**EXERCISE GOAL:**
Where the data below contains pictures, omit them; output the rest word for word.

▽

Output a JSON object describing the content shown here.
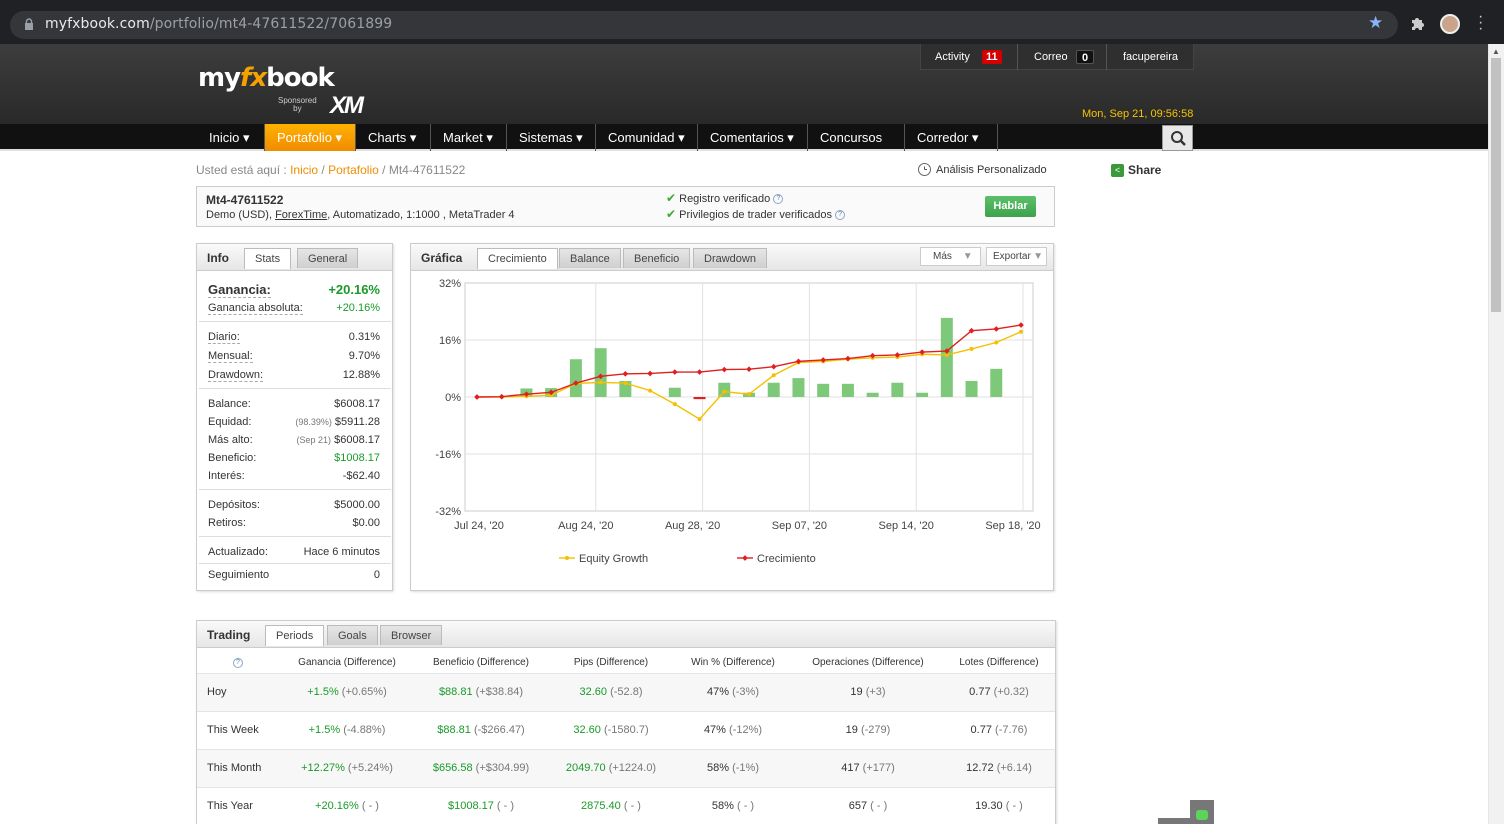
{
  "browser": {
    "url_host": "myfxbook.com",
    "url_path": "/portfolio/mt4-47611522/7061899"
  },
  "header": {
    "logo_my": "my",
    "logo_fx": "fx",
    "logo_book": "book",
    "sponsored_1": "Sponsored",
    "sponsored_2": "by",
    "sponsor": "XM",
    "activity_label": "Activity",
    "activity_count": "11",
    "mail_label": "Correo",
    "mail_count": "0",
    "username": "facupereira",
    "datetime": "Mon, Sep 21, 09:56:58"
  },
  "nav": [
    "Inicio ▾",
    "Portafolio ▾",
    "Charts ▾",
    "Market ▾",
    "Sistemas ▾",
    "Comunidad ▾",
    "Comentarios ▾",
    "Concursos ▾",
    "Corredor ▾"
  ],
  "breadcrumb": {
    "prefix": "Usted está aquí :",
    "home": "Inicio",
    "portfolio": "Portafolio",
    "current": "Mt4-47611522"
  },
  "custom_analysis": "Análisis Personalizado",
  "share": "Share",
  "account": {
    "name": "Mt4-47611522",
    "desc_1": "Demo (USD),",
    "broker": "ForexTime",
    "desc_2": ", Automatizado, 1:1000 , MetaTrader 4",
    "verified_1": "Registro verificado",
    "verified_2": "Privilegios de trader verificados",
    "talk": "Hablar"
  },
  "info": {
    "title": "Info",
    "tabs": [
      "Stats",
      "General"
    ],
    "gain_label": "Ganancia:",
    "gain_value": "+20.16%",
    "abs_gain_label": "Ganancia absoluta:",
    "abs_gain_value": "+20.16%",
    "daily_label": "Diario:",
    "daily": "0.31%",
    "monthly_label": "Mensual:",
    "monthly": "9.70%",
    "drawdown_label": "Drawdown:",
    "drawdown": "12.88%",
    "balance_label": "Balance:",
    "balance": "$6008.17",
    "equity_label": "Equidad:",
    "equity_pct": "(98.39%)",
    "equity": "$5911.28",
    "highest_label": "Más alto:",
    "highest_date": "(Sep 21)",
    "highest": "$6008.17",
    "profit_label": "Beneficio:",
    "profit": "$1008.17",
    "interest_label": "Interés:",
    "interest": "-$62.40",
    "deposits_label": "Depósitos:",
    "deposits": "$5000.00",
    "withdrawals_label": "Retiros:",
    "withdrawals": "$0.00",
    "updated_label": "Actualizado:",
    "updated": "Hace 6 minutos",
    "tracking_label": "Seguimiento",
    "tracking": "0"
  },
  "graph": {
    "title": "Gráfica",
    "tabs": [
      "Crecimiento",
      "Balance",
      "Beneficio",
      "Drawdown"
    ],
    "more": "Más",
    "export": "Exportar"
  },
  "chart_data": {
    "type": "line",
    "y_ticks": [
      "32%",
      "16%",
      "0%",
      "-16%",
      "-32%"
    ],
    "ylim": [
      -32,
      32
    ],
    "x_ticks": [
      "Jul 24, '20",
      "Aug 24, '20",
      "Aug 28, '20",
      "Sep 07, '20",
      "Sep 14, '20",
      "Sep 18, '20"
    ],
    "grid": true,
    "legend_placement": "bottom",
    "series": [
      {
        "name": "Equity Growth",
        "color": "#f5c000",
        "values": [
          0,
          0,
          0.2,
          0.5,
          3.8,
          4.1,
          3.9,
          1.8,
          -2.0,
          -6.2,
          1.5,
          0.8,
          6.1,
          9.7,
          10.0,
          10.6,
          11.0,
          11.2,
          12.0,
          11.8,
          13.5,
          15.3,
          18.3
        ]
      },
      {
        "name": "Crecimiento",
        "color": "#e02020",
        "values": [
          0,
          0.1,
          0.8,
          1.3,
          3.9,
          5.8,
          6.5,
          6.6,
          7.0,
          7.0,
          7.7,
          7.8,
          8.5,
          10.0,
          10.4,
          10.8,
          11.6,
          11.8,
          12.6,
          12.9,
          18.6,
          19.1,
          20.2
        ]
      },
      {
        "name": "",
        "color": "#7ec87a",
        "type": "bar",
        "values": [
          null,
          null,
          2.4,
          2.5,
          10.6,
          13.7,
          4.5,
          null,
          2.6,
          -0.6,
          4.0,
          1.2,
          4.0,
          5.3,
          3.7,
          3.7,
          1.2,
          4.0,
          1.2,
          22.2,
          4.5,
          7.9,
          null
        ]
      }
    ]
  },
  "trading": {
    "title": "Trading",
    "tabs": [
      "Periods",
      "Goals",
      "Browser"
    ],
    "columns": [
      "Ganancia (Difference)",
      "Beneficio (Difference)",
      "Pips (Difference)",
      "Win % (Difference)",
      "Operaciones (Difference)",
      "Lotes (Difference)"
    ],
    "rows": [
      {
        "period": "Hoy",
        "gain": "+1.5%",
        "gain_d": "(+0.65%)",
        "profit": "$88.81",
        "profit_d": "(+$38.84)",
        "pips": "32.60",
        "pips_d": "(-52.8)",
        "win": "47%",
        "win_d": "(-3%)",
        "trades": "19",
        "trades_d": "(+3)",
        "lots": "0.77",
        "lots_d": "(+0.32)"
      },
      {
        "period": "This Week",
        "gain": "+1.5%",
        "gain_d": "(-4.88%)",
        "profit": "$88.81",
        "profit_d": "(-$266.47)",
        "pips": "32.60",
        "pips_d": "(-1580.7)",
        "win": "47%",
        "win_d": "(-12%)",
        "trades": "19",
        "trades_d": "(-279)",
        "lots": "0.77",
        "lots_d": "(-7.76)"
      },
      {
        "period": "This Month",
        "gain": "+12.27%",
        "gain_d": "(+5.24%)",
        "profit": "$656.58",
        "profit_d": "(+$304.99)",
        "pips": "2049.70",
        "pips_d": "(+1224.0)",
        "win": "58%",
        "win_d": "(-1%)",
        "trades": "417",
        "trades_d": "(+177)",
        "lots": "12.72",
        "lots_d": "(+6.14)"
      },
      {
        "period": "This Year",
        "gain": "+20.16%",
        "gain_d": "( - )",
        "profit": "$1008.17",
        "profit_d": "( - )",
        "pips": "2875.40",
        "pips_d": "( - )",
        "win": "58%",
        "win_d": "( - )",
        "trades": "657",
        "trades_d": "( - )",
        "lots": "19.30",
        "lots_d": "( - )"
      }
    ]
  }
}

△

**RESULT OF THE TASK:**
Output a JSON object describing the content shown here.
{
  "browser": {
    "url_host": "myfxbook.com",
    "url_path": "/portfolio/mt4-47611522/7061899"
  },
  "header": {
    "logo_my": "my",
    "logo_fx": "fx",
    "logo_book": "book",
    "sponsored_1": "Sponsored",
    "sponsored_2": "by",
    "sponsor": "XM",
    "activity_label": "Activity",
    "activity_count": "11",
    "mail_label": "Correo",
    "mail_count": "0",
    "username": "facupereira",
    "datetime": "Mon, Sep 21, 09:56:58"
  },
  "nav": [
    "Inicio ▾",
    "Portafolio ▾",
    "Charts ▾",
    "Market ▾",
    "Sistemas ▾",
    "Comunidad ▾",
    "Comentarios ▾",
    "Concursos ▾",
    "Corredor ▾"
  ],
  "breadcrumb": {
    "prefix": "Usted está aquí :",
    "home": "Inicio",
    "portfolio": "Portafolio",
    "current": "Mt4-47611522"
  },
  "custom_analysis": "Análisis Personalizado",
  "share": "Share",
  "account": {
    "name": "Mt4-47611522",
    "desc_1": "Demo (USD),",
    "broker": "ForexTime",
    "desc_2": ", Automatizado, 1:1000 , MetaTrader 4",
    "verified_1": "Registro verificado",
    "verified_2": "Privilegios de trader verificados",
    "talk": "Hablar"
  },
  "info": {
    "title": "Info",
    "tabs": [
      "Stats",
      "General"
    ],
    "gain_label": "Ganancia:",
    "gain_value": "+20.16%",
    "abs_gain_label": "Ganancia absoluta:",
    "abs_gain_value": "+20.16%",
    "daily_label": "Diario:",
    "daily": "0.31%",
    "monthly_label": "Mensual:",
    "monthly": "9.70%",
    "drawdown_label": "Drawdown:",
    "drawdown": "12.88%",
    "balance_label": "Balance:",
    "balance": "$6008.17",
    "equity_label": "Equidad:",
    "equity_pct": "(98.39%)",
    "equity": "$5911.28",
    "highest_label": "Más alto:",
    "highest_date": "(Sep 21)",
    "highest": "$6008.17",
    "profit_label": "Beneficio:",
    "profit": "$1008.17",
    "interest_label": "Interés:",
    "interest": "-$62.40",
    "deposits_label": "Depósitos:",
    "deposits": "$5000.00",
    "withdrawals_label": "Retiros:",
    "withdrawals": "$0.00",
    "updated_label": "Actualizado:",
    "updated": "Hace 6 minutos",
    "tracking_label": "Seguimiento",
    "tracking": "0"
  },
  "graph": {
    "title": "Gráfica",
    "tabs": [
      "Crecimiento",
      "Balance",
      "Beneficio",
      "Drawdown"
    ],
    "more": "Más",
    "export": "Exportar"
  },
  "chart_data": {
    "type": "line",
    "y_ticks": [
      "32%",
      "16%",
      "0%",
      "-16%",
      "-32%"
    ],
    "ylim": [
      -32,
      32
    ],
    "x_ticks": [
      "Jul 24, '20",
      "Aug 24, '20",
      "Aug 28, '20",
      "Sep 07, '20",
      "Sep 14, '20",
      "Sep 18, '20"
    ],
    "grid": true,
    "legend_placement": "bottom",
    "series": [
      {
        "name": "Equity Growth",
        "color": "#f5c000",
        "values": [
          0,
          0,
          0.2,
          0.5,
          3.8,
          4.1,
          3.9,
          1.8,
          -2.0,
          -6.2,
          1.5,
          0.8,
          6.1,
          9.7,
          10.0,
          10.6,
          11.0,
          11.2,
          12.0,
          11.8,
          13.5,
          15.3,
          18.3
        ]
      },
      {
        "name": "Crecimiento",
        "color": "#e02020",
        "values": [
          0,
          0.1,
          0.8,
          1.3,
          3.9,
          5.8,
          6.5,
          6.6,
          7.0,
          7.0,
          7.7,
          7.8,
          8.5,
          10.0,
          10.4,
          10.8,
          11.6,
          11.8,
          12.6,
          12.9,
          18.6,
          19.1,
          20.2
        ]
      },
      {
        "name": "",
        "color": "#7ec87a",
        "type": "bar",
        "values": [
          null,
          null,
          2.4,
          2.5,
          10.6,
          13.7,
          4.5,
          null,
          2.6,
          -0.6,
          4.0,
          1.2,
          4.0,
          5.3,
          3.7,
          3.7,
          1.2,
          4.0,
          1.2,
          22.2,
          4.5,
          7.9,
          null
        ]
      }
    ]
  },
  "trading": {
    "title": "Trading",
    "tabs": [
      "Periods",
      "Goals",
      "Browser"
    ],
    "columns": [
      "Ganancia (Difference)",
      "Beneficio (Difference)",
      "Pips (Difference)",
      "Win % (Difference)",
      "Operaciones (Difference)",
      "Lotes (Difference)"
    ],
    "rows": [
      {
        "period": "Hoy",
        "gain": "+1.5%",
        "gain_d": "(+0.65%)",
        "profit": "$88.81",
        "profit_d": "(+$38.84)",
        "pips": "32.60",
        "pips_d": "(-52.8)",
        "win": "47%",
        "win_d": "(-3%)",
        "trades": "19",
        "trades_d": "(+3)",
        "lots": "0.77",
        "lots_d": "(+0.32)"
      },
      {
        "period": "This Week",
        "gain": "+1.5%",
        "gain_d": "(-4.88%)",
        "profit": "$88.81",
        "profit_d": "(-$266.47)",
        "pips": "32.60",
        "pips_d": "(-1580.7)",
        "win": "47%",
        "win_d": "(-12%)",
        "trades": "19",
        "trades_d": "(-279)",
        "lots": "0.77",
        "lots_d": "(-7.76)"
      },
      {
        "period": "This Month",
        "gain": "+12.27%",
        "gain_d": "(+5.24%)",
        "profit": "$656.58",
        "profit_d": "(+$304.99)",
        "pips": "2049.70",
        "pips_d": "(+1224.0)",
        "win": "58%",
        "win_d": "(-1%)",
        "trades": "417",
        "trades_d": "(+177)",
        "lots": "12.72",
        "lots_d": "(+6.14)"
      },
      {
        "period": "This Year",
        "gain": "+20.16%",
        "gain_d": "( - )",
        "profit": "$1008.17",
        "profit_d": "( - )",
        "pips": "2875.40",
        "pips_d": "( - )",
        "win": "58%",
        "win_d": "( - )",
        "trades": "657",
        "trades_d": "( - )",
        "lots": "19.30",
        "lots_d": "( - )"
      }
    ]
  }
}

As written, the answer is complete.